One can only hope the spate of tax-motivated mergers in the pharmaceutical and medical-device industries finally will motivate Congress to reform the corporate tax code—a long-sought goal of the business community.
Some healthcare-related firms have a lot to lose from tax reform, and their maneuverings to avoid the tax man have drawn justifiable anger from the Obama administration.
For the mainstream business community, the issue driving reform is the U.S.' nominal 35% tax rate on corporate profits—the highest among advanced industrial countries. Switzerland, Ireland and Germany, for instance, have tax rates of 15% or less.
But there is less to those nominal rates than meets the eye, especially in the healthcare sector. Health insurers, for-profit hospital chains and other providers, drug and devicemakers, distributors and suppliers pay very different effective tax rates depending on the nature of their business.
For most healthcare providers, corporate taxes are not a major issue. About 80% of hospital capacity is housed in not-for-profit organizations and most non-salaried physicians are not incorporated.
But for the rest of the for-profit healthcare sector whose operations are almost entirely domestic—think hospital chains, post-acute-care provider chains, pharmacy retailers and supply distributors, for instance—high nominal tax rates matter a lot. They have small research and development budgets and are labor-intensive, not capital-intensive.
Drug, device and medical-equipment firms, on the other hand, tend to have global operations and sales. They spend up to 20% of their total budgets on researching new products. Their manufacturing processes usually require lots of capital equipment.
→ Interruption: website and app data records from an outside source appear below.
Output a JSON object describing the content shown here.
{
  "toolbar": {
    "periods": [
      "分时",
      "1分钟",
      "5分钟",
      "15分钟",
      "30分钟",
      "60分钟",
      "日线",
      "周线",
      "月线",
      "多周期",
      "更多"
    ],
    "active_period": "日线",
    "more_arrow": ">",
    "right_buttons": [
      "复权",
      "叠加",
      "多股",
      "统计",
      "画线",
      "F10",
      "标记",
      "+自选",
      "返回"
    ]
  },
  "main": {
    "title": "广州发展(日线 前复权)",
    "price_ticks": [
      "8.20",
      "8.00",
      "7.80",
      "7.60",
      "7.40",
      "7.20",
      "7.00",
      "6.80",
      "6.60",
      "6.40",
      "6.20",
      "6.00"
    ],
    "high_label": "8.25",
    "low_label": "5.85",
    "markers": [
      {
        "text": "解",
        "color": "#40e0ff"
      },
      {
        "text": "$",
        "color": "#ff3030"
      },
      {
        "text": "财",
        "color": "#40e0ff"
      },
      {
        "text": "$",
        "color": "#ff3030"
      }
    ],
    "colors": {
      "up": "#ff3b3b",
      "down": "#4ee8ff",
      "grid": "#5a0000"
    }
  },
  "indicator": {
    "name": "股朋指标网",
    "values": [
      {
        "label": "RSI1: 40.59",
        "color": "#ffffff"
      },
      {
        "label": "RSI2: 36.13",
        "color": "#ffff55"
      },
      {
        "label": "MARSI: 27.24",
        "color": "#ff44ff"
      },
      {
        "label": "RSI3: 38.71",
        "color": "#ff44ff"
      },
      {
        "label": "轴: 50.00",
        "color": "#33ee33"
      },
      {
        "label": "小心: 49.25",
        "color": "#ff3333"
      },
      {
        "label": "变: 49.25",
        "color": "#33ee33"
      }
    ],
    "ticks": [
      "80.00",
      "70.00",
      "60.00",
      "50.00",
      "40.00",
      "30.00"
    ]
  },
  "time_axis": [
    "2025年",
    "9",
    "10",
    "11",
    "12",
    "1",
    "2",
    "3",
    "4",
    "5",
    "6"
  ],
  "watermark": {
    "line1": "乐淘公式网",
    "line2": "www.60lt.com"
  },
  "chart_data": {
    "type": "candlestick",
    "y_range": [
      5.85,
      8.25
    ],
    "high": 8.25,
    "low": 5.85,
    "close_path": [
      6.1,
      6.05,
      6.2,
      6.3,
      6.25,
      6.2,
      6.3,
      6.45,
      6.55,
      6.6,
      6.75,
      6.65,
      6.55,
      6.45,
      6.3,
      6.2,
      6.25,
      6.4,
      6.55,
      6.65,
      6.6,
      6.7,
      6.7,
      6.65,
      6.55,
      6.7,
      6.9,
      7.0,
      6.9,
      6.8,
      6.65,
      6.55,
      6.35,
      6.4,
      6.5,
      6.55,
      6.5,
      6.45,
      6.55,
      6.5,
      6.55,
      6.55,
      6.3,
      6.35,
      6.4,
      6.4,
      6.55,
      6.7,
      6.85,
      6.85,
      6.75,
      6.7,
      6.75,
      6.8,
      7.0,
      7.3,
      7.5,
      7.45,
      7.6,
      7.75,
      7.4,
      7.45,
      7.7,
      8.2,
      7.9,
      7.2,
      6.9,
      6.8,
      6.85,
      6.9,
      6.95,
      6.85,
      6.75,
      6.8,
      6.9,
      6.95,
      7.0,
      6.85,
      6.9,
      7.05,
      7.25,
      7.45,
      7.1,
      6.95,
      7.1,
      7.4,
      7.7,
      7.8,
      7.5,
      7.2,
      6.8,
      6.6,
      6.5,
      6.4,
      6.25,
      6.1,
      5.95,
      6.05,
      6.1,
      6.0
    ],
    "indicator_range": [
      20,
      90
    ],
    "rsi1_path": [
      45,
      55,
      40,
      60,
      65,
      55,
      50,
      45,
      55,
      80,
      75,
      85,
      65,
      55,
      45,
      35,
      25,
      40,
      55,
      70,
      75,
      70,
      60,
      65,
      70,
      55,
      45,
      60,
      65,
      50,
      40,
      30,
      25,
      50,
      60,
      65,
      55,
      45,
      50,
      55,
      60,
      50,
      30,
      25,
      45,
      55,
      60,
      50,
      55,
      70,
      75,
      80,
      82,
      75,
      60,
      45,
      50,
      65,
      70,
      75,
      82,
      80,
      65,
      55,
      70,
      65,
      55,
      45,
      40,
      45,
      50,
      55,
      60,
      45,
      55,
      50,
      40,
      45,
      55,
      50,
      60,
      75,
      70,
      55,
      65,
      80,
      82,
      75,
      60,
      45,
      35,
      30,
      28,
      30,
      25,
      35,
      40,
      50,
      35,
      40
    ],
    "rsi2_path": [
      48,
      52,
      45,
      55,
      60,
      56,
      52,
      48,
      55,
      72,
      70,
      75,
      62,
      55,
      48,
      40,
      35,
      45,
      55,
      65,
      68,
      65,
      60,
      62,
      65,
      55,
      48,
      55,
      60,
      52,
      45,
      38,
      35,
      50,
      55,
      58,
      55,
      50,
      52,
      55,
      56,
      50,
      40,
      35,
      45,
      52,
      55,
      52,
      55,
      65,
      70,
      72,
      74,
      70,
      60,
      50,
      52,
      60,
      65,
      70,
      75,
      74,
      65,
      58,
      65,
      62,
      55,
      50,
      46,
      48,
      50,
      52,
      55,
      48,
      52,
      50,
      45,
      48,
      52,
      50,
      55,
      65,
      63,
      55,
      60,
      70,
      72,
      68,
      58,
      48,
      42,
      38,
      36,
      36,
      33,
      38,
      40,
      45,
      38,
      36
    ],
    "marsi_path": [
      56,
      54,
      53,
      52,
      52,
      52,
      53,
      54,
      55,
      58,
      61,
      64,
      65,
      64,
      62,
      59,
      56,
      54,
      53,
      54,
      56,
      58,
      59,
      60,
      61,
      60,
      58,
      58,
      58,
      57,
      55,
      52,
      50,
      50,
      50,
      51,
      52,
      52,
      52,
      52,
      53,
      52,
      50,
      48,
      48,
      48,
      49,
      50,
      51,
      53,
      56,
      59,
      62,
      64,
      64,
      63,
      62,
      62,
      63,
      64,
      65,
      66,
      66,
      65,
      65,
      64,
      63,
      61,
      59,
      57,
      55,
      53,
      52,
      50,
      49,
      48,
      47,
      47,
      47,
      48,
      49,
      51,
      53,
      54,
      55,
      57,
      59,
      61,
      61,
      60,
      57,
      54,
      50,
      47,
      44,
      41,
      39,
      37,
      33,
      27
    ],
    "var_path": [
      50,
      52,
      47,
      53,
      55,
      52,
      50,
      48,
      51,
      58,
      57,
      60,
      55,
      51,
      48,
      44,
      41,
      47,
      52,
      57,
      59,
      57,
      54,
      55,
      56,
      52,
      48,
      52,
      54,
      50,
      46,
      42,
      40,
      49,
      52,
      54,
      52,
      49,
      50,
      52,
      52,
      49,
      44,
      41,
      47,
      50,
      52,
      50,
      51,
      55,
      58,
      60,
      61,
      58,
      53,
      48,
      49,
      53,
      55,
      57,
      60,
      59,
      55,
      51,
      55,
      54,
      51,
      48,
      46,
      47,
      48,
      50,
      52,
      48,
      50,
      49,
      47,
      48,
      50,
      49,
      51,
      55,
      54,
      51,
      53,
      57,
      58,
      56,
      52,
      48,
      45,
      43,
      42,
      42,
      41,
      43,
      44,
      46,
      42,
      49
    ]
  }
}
The current tax code provides numerous advantages for these globally oriented firms. It gives special tax breaks for R&D and capital investment. The code also doesn't tax overseas profits until they are repatriated to the U.S.